The camps in Years 5, 7, and 8 are site-based camps. Our provider for these camps is Anglican Youthworks; we have had a longstanding and significant partnership with them.The Year 5 camp, which lasts three days, takes place at the Youthworks Port Hacking campsite called RathaneThis camp includes a wide range of outdoor activities, including archery, canoeing, sailing and water activities, but the students are accommodated in cabins and the facilities are extensive and comfortable. 

A similar camp happens right at the beginning of Year 7. This camp takes place at Deer Park, which is also at the Anglican Youthworks Port Hacking site; this camp has many of the same activities, albeit at an increased level of challenge. Much of the benefit in this camp is mixing up the continuing and new students, helping them get to know their peers and teachers, and ensuring that they start their school experience with some positive memories. In Year 8, Anglican Youthworks continues to be the provider, but we make use of the Waterslea campsite on the Shoalhaven River near Nowra. This camp also increases the level of challenge, with the students sleeping in tents on a camp-out for one night.

For all the success of these site-based camps, it is our judgment that this format does not provide adequate challenge for the Year 9 students. At its best, outdoor education stretches students by providing them with physical challenges, exposing them to situations that go beyond their normal experience, expecting them to learn about themselves and others, and requiring them to persevere in the face of multi-faceted adversity. Therefore, in 2013 we began the search for a provider who would be able to run expedition-based camps for our Year 9 students. We settled on the Outdoor Education Group (OEG), as a leading provider in this sector.

In 2015, we ran our first expedition-style camps with OEG. Based at their property Biloela bordering the Belanglo State Forest, the students were provided with the choice to take on either a three-day camp or a five-day camp. The longer camp entailed a higher level of challenge; about half the students chose this option. Despite the experience of camping in -7 degrees centigrade, the feedback from students was largely positive, with the majority of students from both camps indicating that they would have preferred a longer camp.

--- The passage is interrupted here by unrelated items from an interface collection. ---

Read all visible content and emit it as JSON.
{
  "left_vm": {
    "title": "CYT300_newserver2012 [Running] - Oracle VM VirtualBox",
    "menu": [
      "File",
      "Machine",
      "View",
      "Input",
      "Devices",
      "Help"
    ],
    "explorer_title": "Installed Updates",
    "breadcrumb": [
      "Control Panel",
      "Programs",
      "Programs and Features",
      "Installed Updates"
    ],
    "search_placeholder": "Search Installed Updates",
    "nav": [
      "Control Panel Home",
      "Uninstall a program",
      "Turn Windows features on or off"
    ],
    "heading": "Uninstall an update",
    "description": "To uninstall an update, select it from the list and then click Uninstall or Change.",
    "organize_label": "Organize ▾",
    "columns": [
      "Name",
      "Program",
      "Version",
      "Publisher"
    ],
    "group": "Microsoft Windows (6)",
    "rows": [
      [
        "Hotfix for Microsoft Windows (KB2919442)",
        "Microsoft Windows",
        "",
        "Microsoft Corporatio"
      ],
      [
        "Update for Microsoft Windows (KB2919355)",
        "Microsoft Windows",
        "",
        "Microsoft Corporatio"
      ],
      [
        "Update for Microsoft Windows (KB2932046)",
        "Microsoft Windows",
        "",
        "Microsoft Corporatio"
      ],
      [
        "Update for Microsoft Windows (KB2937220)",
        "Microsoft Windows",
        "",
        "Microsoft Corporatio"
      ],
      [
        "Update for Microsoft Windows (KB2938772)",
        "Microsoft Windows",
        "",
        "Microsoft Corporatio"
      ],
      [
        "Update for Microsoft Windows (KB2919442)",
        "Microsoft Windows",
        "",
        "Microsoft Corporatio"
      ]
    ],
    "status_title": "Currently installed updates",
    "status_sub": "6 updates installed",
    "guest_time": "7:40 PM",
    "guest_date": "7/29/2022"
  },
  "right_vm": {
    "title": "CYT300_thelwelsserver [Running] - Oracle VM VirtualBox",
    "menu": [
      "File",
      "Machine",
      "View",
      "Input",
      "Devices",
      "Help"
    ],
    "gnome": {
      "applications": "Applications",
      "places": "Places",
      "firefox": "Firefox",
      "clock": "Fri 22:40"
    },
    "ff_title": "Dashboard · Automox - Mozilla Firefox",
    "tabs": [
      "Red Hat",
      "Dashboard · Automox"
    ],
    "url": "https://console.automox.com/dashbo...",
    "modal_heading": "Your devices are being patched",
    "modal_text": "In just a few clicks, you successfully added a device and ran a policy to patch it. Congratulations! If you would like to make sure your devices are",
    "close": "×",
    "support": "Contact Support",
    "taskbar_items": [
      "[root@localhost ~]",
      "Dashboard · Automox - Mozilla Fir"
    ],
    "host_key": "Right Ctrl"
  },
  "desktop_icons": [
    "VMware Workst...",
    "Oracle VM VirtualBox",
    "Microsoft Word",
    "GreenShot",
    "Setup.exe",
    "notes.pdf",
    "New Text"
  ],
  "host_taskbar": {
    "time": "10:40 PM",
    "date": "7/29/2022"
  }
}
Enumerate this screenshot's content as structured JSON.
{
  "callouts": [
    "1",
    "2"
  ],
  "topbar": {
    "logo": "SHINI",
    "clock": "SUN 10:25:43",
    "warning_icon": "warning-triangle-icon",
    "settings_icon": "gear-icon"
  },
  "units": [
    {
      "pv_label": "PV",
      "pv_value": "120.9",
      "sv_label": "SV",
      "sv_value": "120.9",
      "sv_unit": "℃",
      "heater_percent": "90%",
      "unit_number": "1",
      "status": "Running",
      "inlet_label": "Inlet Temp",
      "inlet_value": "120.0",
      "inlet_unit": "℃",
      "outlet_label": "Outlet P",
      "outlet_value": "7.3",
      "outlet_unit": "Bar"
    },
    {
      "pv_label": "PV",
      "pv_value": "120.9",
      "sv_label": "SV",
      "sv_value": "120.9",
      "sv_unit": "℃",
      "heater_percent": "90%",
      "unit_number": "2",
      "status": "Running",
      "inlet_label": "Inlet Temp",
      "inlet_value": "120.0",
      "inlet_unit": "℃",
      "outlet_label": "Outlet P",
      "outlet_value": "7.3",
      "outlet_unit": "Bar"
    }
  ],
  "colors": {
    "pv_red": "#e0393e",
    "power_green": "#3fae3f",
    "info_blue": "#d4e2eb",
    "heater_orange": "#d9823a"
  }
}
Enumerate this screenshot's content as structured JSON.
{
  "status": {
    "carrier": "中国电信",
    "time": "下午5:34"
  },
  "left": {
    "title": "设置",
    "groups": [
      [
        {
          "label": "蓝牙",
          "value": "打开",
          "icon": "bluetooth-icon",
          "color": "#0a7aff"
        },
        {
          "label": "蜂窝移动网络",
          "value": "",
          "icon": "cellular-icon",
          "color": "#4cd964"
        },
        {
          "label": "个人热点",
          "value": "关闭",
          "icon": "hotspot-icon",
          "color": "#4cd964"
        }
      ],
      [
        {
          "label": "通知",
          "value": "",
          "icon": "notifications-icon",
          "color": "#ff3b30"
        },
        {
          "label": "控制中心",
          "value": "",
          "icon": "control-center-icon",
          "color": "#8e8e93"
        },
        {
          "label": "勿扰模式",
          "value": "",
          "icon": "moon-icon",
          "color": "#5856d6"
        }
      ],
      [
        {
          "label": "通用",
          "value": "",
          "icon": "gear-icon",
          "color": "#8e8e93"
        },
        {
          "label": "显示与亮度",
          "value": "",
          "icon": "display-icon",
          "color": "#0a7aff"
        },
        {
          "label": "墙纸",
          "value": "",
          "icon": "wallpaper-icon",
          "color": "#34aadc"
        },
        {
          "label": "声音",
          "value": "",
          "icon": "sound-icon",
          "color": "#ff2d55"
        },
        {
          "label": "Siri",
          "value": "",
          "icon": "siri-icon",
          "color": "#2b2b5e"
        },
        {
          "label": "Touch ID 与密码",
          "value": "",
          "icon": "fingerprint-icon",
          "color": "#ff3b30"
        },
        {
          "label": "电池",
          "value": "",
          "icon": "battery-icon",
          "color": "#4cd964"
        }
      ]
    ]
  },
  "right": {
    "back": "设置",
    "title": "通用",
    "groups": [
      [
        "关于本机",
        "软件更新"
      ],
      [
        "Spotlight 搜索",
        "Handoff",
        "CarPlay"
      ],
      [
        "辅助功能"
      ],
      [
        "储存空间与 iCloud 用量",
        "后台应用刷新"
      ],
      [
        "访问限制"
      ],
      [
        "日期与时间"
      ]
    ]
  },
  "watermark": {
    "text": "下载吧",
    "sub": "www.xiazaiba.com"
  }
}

Therefore, in 2016 we offered either a four-day camp or a six-day camp, at a slightly less chilly time of year. Again, about half our students chose to take on the more challenging option, which also dovetails with the requirements of the Duke of Edinburgh program. While we are yet to conduct our post-camp survey, it has been fascinating to hear the students begin to reflect on their experience. The full gamut of responses is evident, from those who loved it and would prefer to be in the bush than at school, through to those who saw very little (if anything) positive in the experience. Some students appear to have developed a new appreciation for a full pantry and hot water on tap. Others formed or built connections with peers (and teachers) with whom they do not normally interact.

With this adventure behind them, the focus has already begun to swing towards the Year 10 Global Education program. In a couple of weeks time our Year 10 students will travel to the Yasawa Islands, Cambodia/Vietnam, Broken Hill, Tasmania, or wider Sydney as they embark on a program of service-learning and horizon-broadening.

Over the last couple of years, as I have chatted with Year 12 students towards the end of their time at the school, the experiences that seem to have left the best memories have been the co-curricular ones. Camps and trips provide our young people with formative experiences that enrich their school experience in the long run, even if they don't necessarily love it while it is happening!